PROVIDED DATA:
----

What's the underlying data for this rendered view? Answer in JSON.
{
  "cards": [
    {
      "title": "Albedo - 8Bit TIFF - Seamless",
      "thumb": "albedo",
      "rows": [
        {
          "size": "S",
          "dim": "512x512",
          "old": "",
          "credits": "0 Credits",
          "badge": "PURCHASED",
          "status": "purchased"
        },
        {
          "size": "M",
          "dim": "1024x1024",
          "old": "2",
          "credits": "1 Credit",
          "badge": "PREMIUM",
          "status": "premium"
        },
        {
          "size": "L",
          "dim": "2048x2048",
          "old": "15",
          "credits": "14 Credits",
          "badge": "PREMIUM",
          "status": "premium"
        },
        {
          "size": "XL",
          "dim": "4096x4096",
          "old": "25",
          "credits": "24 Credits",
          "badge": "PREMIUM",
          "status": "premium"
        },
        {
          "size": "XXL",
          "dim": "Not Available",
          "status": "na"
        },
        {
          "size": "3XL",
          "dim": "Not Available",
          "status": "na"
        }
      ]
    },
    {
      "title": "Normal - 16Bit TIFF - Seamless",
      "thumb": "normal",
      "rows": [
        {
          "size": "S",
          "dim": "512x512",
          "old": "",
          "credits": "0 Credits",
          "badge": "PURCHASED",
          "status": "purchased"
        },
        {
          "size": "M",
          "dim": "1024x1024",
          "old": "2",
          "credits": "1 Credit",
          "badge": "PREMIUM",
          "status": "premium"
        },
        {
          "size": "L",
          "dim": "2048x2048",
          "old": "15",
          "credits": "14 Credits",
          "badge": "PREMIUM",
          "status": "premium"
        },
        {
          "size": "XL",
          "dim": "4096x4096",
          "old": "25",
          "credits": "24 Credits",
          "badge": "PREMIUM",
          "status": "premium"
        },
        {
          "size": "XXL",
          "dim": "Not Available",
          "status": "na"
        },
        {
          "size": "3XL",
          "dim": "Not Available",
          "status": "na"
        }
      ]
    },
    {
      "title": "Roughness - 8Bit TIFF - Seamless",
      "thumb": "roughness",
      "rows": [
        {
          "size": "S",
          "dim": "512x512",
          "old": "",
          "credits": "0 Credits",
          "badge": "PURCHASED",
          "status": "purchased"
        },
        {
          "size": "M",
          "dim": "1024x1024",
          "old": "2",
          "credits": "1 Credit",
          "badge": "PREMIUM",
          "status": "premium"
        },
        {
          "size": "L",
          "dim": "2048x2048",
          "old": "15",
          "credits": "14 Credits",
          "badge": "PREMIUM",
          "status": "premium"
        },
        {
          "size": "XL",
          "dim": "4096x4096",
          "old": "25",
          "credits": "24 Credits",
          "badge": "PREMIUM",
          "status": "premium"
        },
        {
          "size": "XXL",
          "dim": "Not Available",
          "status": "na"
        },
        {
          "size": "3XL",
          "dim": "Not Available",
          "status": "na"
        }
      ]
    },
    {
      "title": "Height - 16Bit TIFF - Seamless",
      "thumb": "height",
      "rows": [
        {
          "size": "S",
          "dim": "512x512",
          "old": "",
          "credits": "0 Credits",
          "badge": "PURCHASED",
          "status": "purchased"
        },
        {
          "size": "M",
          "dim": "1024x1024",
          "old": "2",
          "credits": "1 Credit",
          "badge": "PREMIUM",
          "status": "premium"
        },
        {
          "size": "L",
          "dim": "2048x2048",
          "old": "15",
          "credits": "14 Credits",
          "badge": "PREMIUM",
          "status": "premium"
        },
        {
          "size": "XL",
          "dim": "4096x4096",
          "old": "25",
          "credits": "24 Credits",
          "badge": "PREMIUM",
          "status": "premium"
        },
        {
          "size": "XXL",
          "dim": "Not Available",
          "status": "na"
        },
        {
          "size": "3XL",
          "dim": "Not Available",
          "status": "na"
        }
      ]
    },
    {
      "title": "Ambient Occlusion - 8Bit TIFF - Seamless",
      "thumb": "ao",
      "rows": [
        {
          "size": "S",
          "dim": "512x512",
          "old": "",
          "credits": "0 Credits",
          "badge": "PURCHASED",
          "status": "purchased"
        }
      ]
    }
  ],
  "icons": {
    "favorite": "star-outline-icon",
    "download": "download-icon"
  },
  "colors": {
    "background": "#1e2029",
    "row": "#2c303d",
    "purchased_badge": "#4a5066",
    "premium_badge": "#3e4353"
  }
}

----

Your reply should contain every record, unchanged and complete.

What's the underlying data for this rendered view? Answer in JSON.
{
  "cards": [
    {
      "title": "Albedo - 8Bit TIFF - Seamless",
      "thumb": "albedo",
      "rows": [
        {
          "size": "S",
          "dim": "512x512",
          "old": "",
          "credits": "0 Credits",
          "badge": "PURCHASED",
          "status": "purchased"
        },
        {
          "size": "M",
          "dim": "1024x1024",
          "old": "2",
          "credits": "1 Credit",
          "badge": "PREMIUM",
          "status": "premium"
        },
        {
          "size": "L",
          "dim": "2048x2048",
          "old": "15",
          "credits": "14 Credits",
          "badge": "PREMIUM",
          "status": "premium"
        },
        {
          "size": "XL",
          "dim": "4096x4096",
          "old": "25",
          "credits": "24 Credits",
          "badge": "PREMIUM",
          "status": "premium"
        },
        {
          "size": "XXL",
          "dim": "Not Available",
          "status": "na"
        },
        {
          "size": "3XL",
          "dim": "Not Available",
          "status": "na"
        }
      ]
    },
    {
      "title": "Normal - 16Bit TIFF - Seamless",
      "thumb": "normal",
      "rows": [
        {
          "size": "S",
          "dim": "512x512",
          "old": "",
          "credits": "0 Credits",
          "badge": "PURCHASED",
          "status": "purchased"
        },
        {
          "size": "M",
          "dim": "1024x1024",
          "old": "2",
          "credits": "1 Credit",
          "badge": "PREMIUM",
          "status": "premium"
        },
        {
          "size": "L",
          "dim": "2048x2048",
          "old": "15",
          "credits": "14 Credits",
          "badge": "PREMIUM",
          "status": "premium"
        },
        {
          "size": "XL",
          "dim": "4096x4096",
          "old": "25",
          "credits": "24 Credits",
          "badge": "PREMIUM",
          "status": "premium"
        },
        {
          "size": "XXL",
          "dim": "Not Available",
          "status": "na"
        },
        {
          "size": "3XL",
          "dim": "Not Available",
          "status": "na"
        }
      ]
    },
    {
      "title": "Roughness - 8Bit TIFF - Seamless",
      "thumb": "roughness",
      "rows": [
        {
          "size": "S",
          "dim": "512x512",
          "old": "",
          "credits": "0 Credits",
          "badge": "PURCHASED",
          "status": "purchased"
        },
        {
          "size": "M",
          "dim": "1024x1024",
          "old": "2",
          "credits": "1 Credit",
          "badge": "PREMIUM",
          "status": "premium"
        },
        {
          "size": "L",
          "dim": "2048x2048",
          "old": "15",
          "credits": "14 Credits",
          "badge": "PREMIUM",
          "status": "premium"
        },
        {
          "size": "XL",
          "dim": "4096x4096",
          "old": "25",
          "credits": "24 Credits",
          "badge": "PREMIUM",
          "status": "premium"
        },
        {
          "size": "XXL",
          "dim": "Not Available",
          "status": "na"
        },
        {
          "size": "3XL",
          "dim": "Not Available",
          "status": "na"
        }
      ]
    },
    {
      "title": "Height - 16Bit TIFF - Seamless",
      "thumb": "height",
      "rows": [
        {
          "size": "S",
          "dim": "512x512",
          "old": "",
          "credits": "0 Credits",
          "badge": "PURCHASED",
          "status": "purchased"
        },
        {
          "size": "M",
          "dim": "1024x1024",
          "old": "2",
          "credits": "1 Credit",
          "badge": "PREMIUM",
          "status": "premium"
        },
        {
          "size": "L",
          "dim": "2048x2048",
          "old": "15",
          "credits": "14 Credits",
          "badge": "PREMIUM",
          "status": "premium"
        },
        {
          "size": "XL",
          "dim": "4096x4096",
          "old": "25",
          "credits": "24 Credits",
          "badge": "PREMIUM",
          "status": "premium"
        },
        {
          "size": "XXL",
          "dim": "Not Available",
          "status": "na"
        },
        {
          "size": "3XL",
          "dim": "Not Available",
          "status": "na"
        }
      ]
    },
    {
      "title": "Ambient Occlusion - 8Bit TIFF - Seamless",
      "thumb": "ao",
      "rows": [
        {
          "size": "S",
          "dim": "512x512",
          "old": "",
          "credits": "0 Credits",
          "badge": "PURCHASED",
          "status": "purchased"
        }
      ]
    }
  ],
  "icons": {
    "favorite": "star-outline-icon",
    "download": "download-icon"
  },
  "colors": {
    "background": "#1e2029",
    "row": "#2c303d",
    "purchased_badge": "#4a5066",
    "premium_badge": "#3e4353"
  }
}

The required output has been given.